Send to

Choose Destination
Neuropsychopharmacology. 2002 May;26(5):634-42.

A single dose of lysergic acid diethylamide influences gene expression patterns within the mammalian brain.

Author information

Department of Pharmacology, Vanderbilt University School of Medicine, Nashville, TN 37232, USA.


Hallucinogenic drugs such as lysergic acid diethylamide (LSD) have profound effects on humans including hallucinations and detachment from reality. These remarkable behavioral effects have many similarities to the debilitating symptoms of neuropsychiatric disorders such as schizophrenia. The effects of hallucinogens are thought to be mediated by serotonin receptor activation; however, how these drugs elicit the unusual behavioral effects remains largely a mystery, despite much research. We have undertaken the first comprehensive analysis of gene expression influenced by acute LSD administration in the mammalian brain. These studies represent a novel approach to elucidate the mechanism of action of this class of drugs. We have identified a number of genes that are predicted to be involved in the processes of synaptic plasticity, glutamatergic signaling and cytoskeletal architecture. Understanding these molecular events will lead to new insights into the etiology of disorders whose behavioral symptoms resemble the temporary effects of hallucinogenic drugs, and also may ultimately result in new therapies.

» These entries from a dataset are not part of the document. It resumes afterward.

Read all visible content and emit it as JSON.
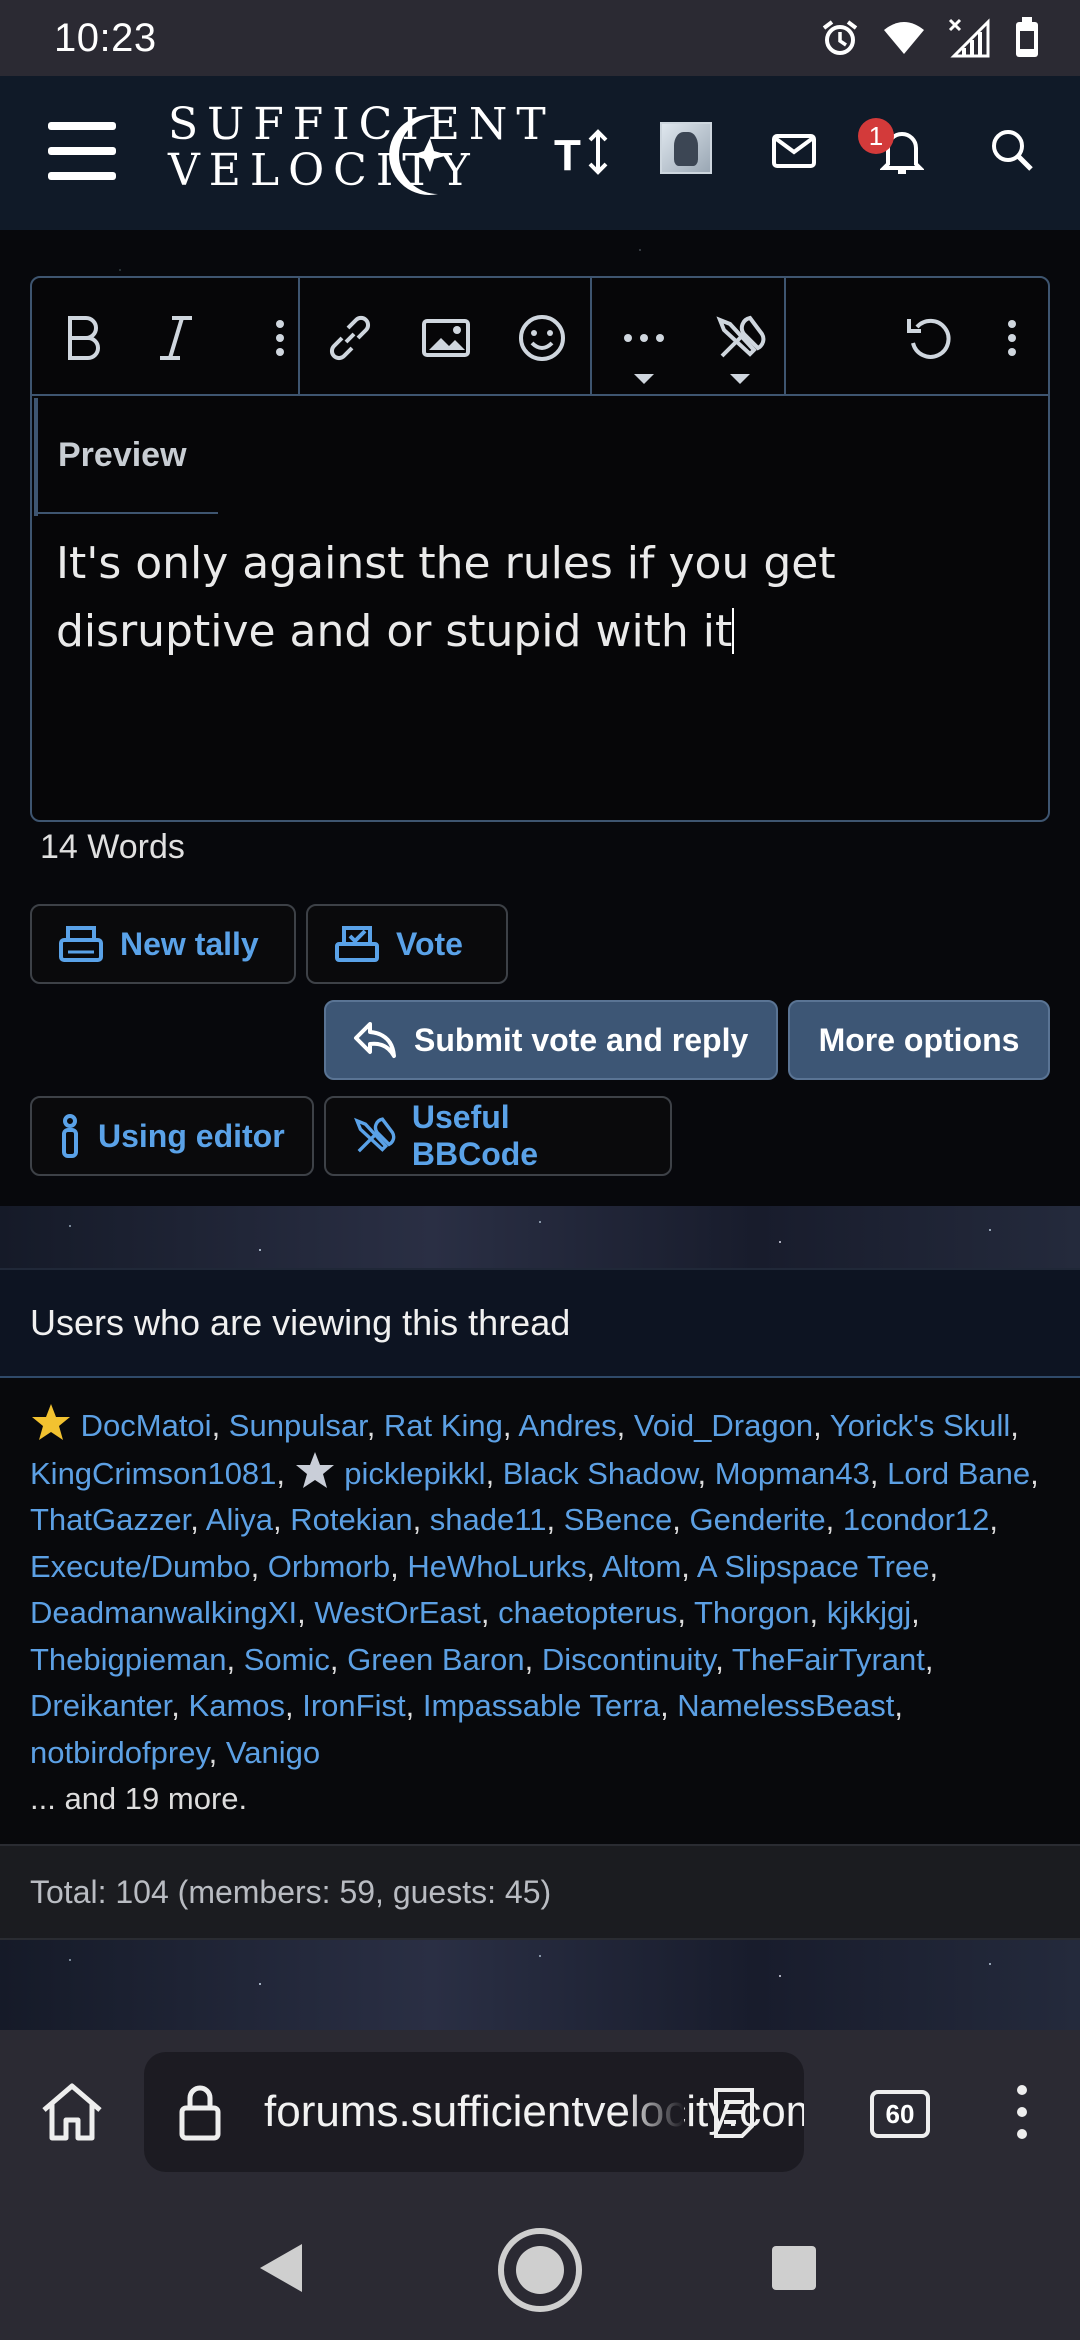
{
  "status_bar": {
    "time": "10:23",
    "icons": [
      "alarm-icon",
      "wifi-icon",
      "signal-icon",
      "battery-icon"
    ]
  },
  "header": {
    "logo_line1": "SUFFICIENT",
    "logo_line2": "VELOCITY",
    "notification_count": "1",
    "icons": [
      "menu-icon",
      "text-size-icon",
      "avatar",
      "mail-icon",
      "bell-icon",
      "search-icon"
    ]
  },
  "editor": {
    "toolbar": [
      "bold-icon",
      "italic-icon",
      "more-vertical-icon",
      "link-icon",
      "image-icon",
      "emoji-icon",
      "more-horizontal-icon",
      "tools-icon",
      "undo-icon",
      "more-vertical-icon"
    ],
    "preview_tab": "Preview",
    "content": "It's only against the rules if you get disruptive and or stupid with it",
    "word_count": "14 Words"
  },
  "buttons": {
    "new_tally": "New tally",
    "vote": "Vote",
    "submit_vote_reply": "Submit vote and reply",
    "more_options": "More options",
    "using_editor": "Using editor",
    "useful_bbcode": "Useful BBCode"
  },
  "viewers": {
    "title": "Users who are viewing this thread",
    "more": "... and 19 more.",
    "total": "Total: 104 (members: 59, guests: 45)"
  },
  "browser": {
    "url": "forums.sufficientvelocity.com",
    "tab_count": "60"
  },
  "colors": {
    "link": "#5ca0e4",
    "accent_button": "#3d5675",
    "badge": "#d33a3a"
  }
}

[Indexed for MEDLINE]
Free full text

Publication types, MeSH terms, Substances, Grant support

Publication types

MeSH terms


Grant support

Supplemental Content

Full text links

Icon for Nature Publishing Group
Loading ...
Support Center